TASK TO COMPLETE - Skipping any pictures, give all of the records below again exactly.

─── DATASET EXTRACT

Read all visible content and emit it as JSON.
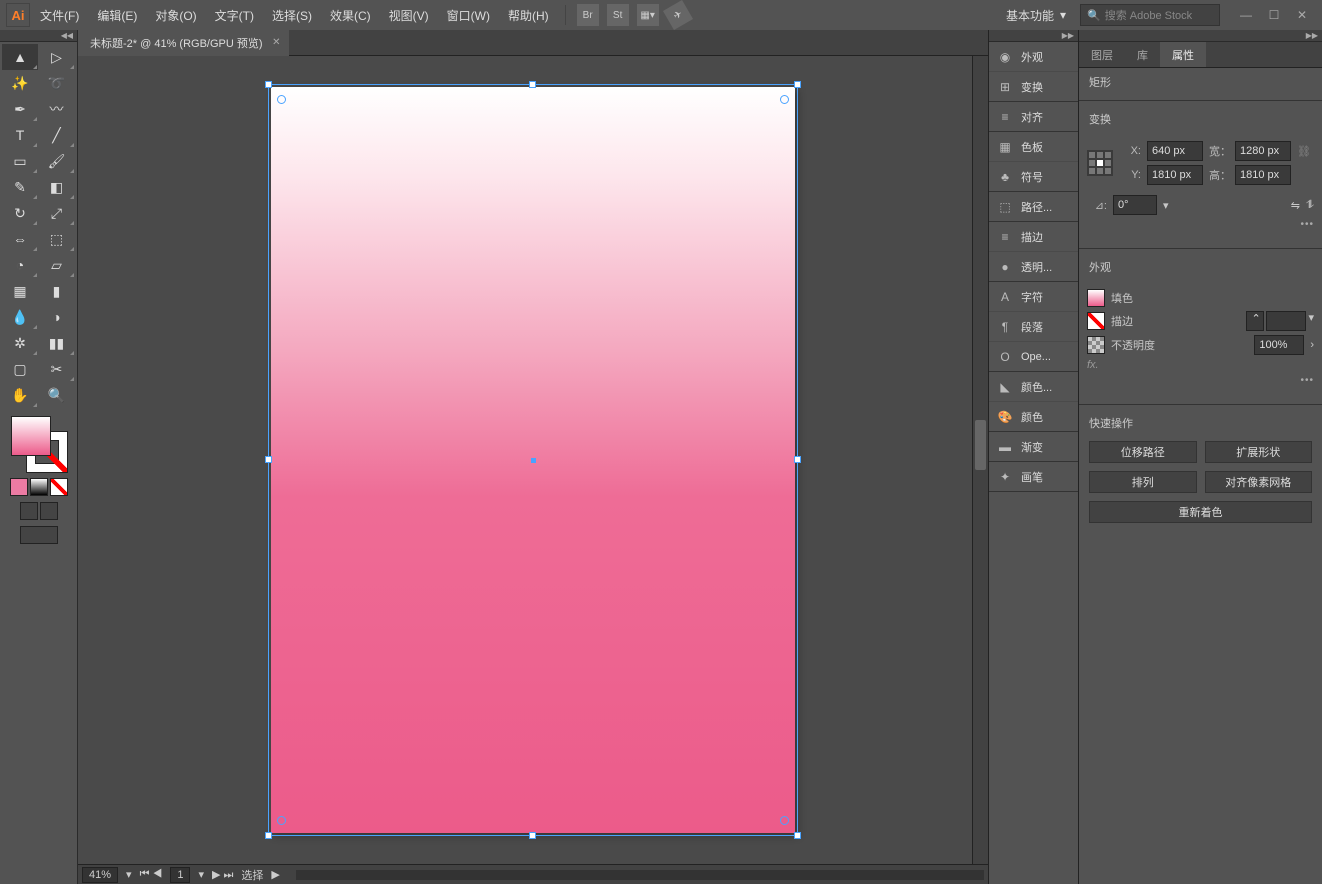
{
  "app": {
    "logo": "Ai"
  },
  "menu": [
    "文件(F)",
    "编辑(E)",
    "对象(O)",
    "文字(T)",
    "选择(S)",
    "效果(C)",
    "视图(V)",
    "窗口(W)",
    "帮助(H)"
  ],
  "topbar_icons": {
    "br": "Br",
    "st": "St"
  },
  "workspace": {
    "label": "基本功能"
  },
  "search": {
    "placeholder": "搜索 Adobe Stock"
  },
  "tab": {
    "title": "未标题-2* @ 41% (RGB/GPU 预览)"
  },
  "statusbar": {
    "zoom": "41%",
    "page": "1",
    "mode": "选择"
  },
  "dock": [
    {
      "icon": "◉",
      "label": "外观"
    },
    {
      "icon": "⊞",
      "label": "变换"
    },
    {
      "icon": "≡",
      "label": "对齐"
    },
    {
      "icon": "▦",
      "label": "色板"
    },
    {
      "icon": "♣",
      "label": "符号"
    },
    {
      "icon": "⬚",
      "label": "路径..."
    },
    {
      "icon": "≡",
      "label": "描边"
    },
    {
      "icon": "●",
      "label": "透明..."
    },
    {
      "icon": "A",
      "label": "字符"
    },
    {
      "icon": "¶",
      "label": "段落"
    },
    {
      "icon": "O",
      "label": "Ope..."
    },
    {
      "icon": "◣",
      "label": "颜色..."
    },
    {
      "icon": "🎨",
      "label": "颜色"
    },
    {
      "icon": "▬",
      "label": "渐变"
    },
    {
      "icon": "✦",
      "label": "画笔"
    }
  ],
  "panel_tabs": [
    "图层",
    "库",
    "属性"
  ],
  "properties": {
    "shape_type": "矩形",
    "section_transform": "变换",
    "x_label": "X:",
    "x": "640 px",
    "w_label": "宽：",
    "w": "1280 px",
    "y_label": "Y:",
    "y": "1810 px",
    "h_label": "高：",
    "h": "1810 px",
    "angle_label": "⊿:",
    "angle": "0°",
    "section_appearance": "外观",
    "fill_label": "填色",
    "stroke_label": "描边",
    "opacity_label": "不透明度",
    "opacity": "100%",
    "fx_label": "fx.",
    "section_quick": "快速操作",
    "btn_offset": "位移路径",
    "btn_expand": "扩展形状",
    "btn_arrange": "排列",
    "btn_align_px": "对齐像素网格",
    "btn_recolor": "重新着色"
  }
}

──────

TASK SOLUTION -
Read all visible content and emit it as JSON.
{
  "app": {
    "logo": "Ai"
  },
  "menu": [
    "文件(F)",
    "编辑(E)",
    "对象(O)",
    "文字(T)",
    "选择(S)",
    "效果(C)",
    "视图(V)",
    "窗口(W)",
    "帮助(H)"
  ],
  "topbar_icons": {
    "br": "Br",
    "st": "St"
  },
  "workspace": {
    "label": "基本功能"
  },
  "search": {
    "placeholder": "搜索 Adobe Stock"
  },
  "tab": {
    "title": "未标题-2* @ 41% (RGB/GPU 预览)"
  },
  "statusbar": {
    "zoom": "41%",
    "page": "1",
    "mode": "选择"
  },
  "dock": [
    {
      "icon": "◉",
      "label": "外观"
    },
    {
      "icon": "⊞",
      "label": "变换"
    },
    {
      "icon": "≡",
      "label": "对齐"
    },
    {
      "icon": "▦",
      "label": "色板"
    },
    {
      "icon": "♣",
      "label": "符号"
    },
    {
      "icon": "⬚",
      "label": "路径..."
    },
    {
      "icon": "≡",
      "label": "描边"
    },
    {
      "icon": "●",
      "label": "透明..."
    },
    {
      "icon": "A",
      "label": "字符"
    },
    {
      "icon": "¶",
      "label": "段落"
    },
    {
      "icon": "O",
      "label": "Ope..."
    },
    {
      "icon": "◣",
      "label": "颜色..."
    },
    {
      "icon": "🎨",
      "label": "颜色"
    },
    {
      "icon": "▬",
      "label": "渐变"
    },
    {
      "icon": "✦",
      "label": "画笔"
    }
  ],
  "panel_tabs": [
    "图层",
    "库",
    "属性"
  ],
  "properties": {
    "shape_type": "矩形",
    "section_transform": "变换",
    "x_label": "X:",
    "x": "640 px",
    "w_label": "宽：",
    "w": "1280 px",
    "y_label": "Y:",
    "y": "1810 px",
    "h_label": "高：",
    "h": "1810 px",
    "angle_label": "⊿:",
    "angle": "0°",
    "section_appearance": "外观",
    "fill_label": "填色",
    "stroke_label": "描边",
    "opacity_label": "不透明度",
    "opacity": "100%",
    "fx_label": "fx.",
    "section_quick": "快速操作",
    "btn_offset": "位移路径",
    "btn_expand": "扩展形状",
    "btn_arrange": "排列",
    "btn_align_px": "对齐像素网格",
    "btn_recolor": "重新着色"
  }
}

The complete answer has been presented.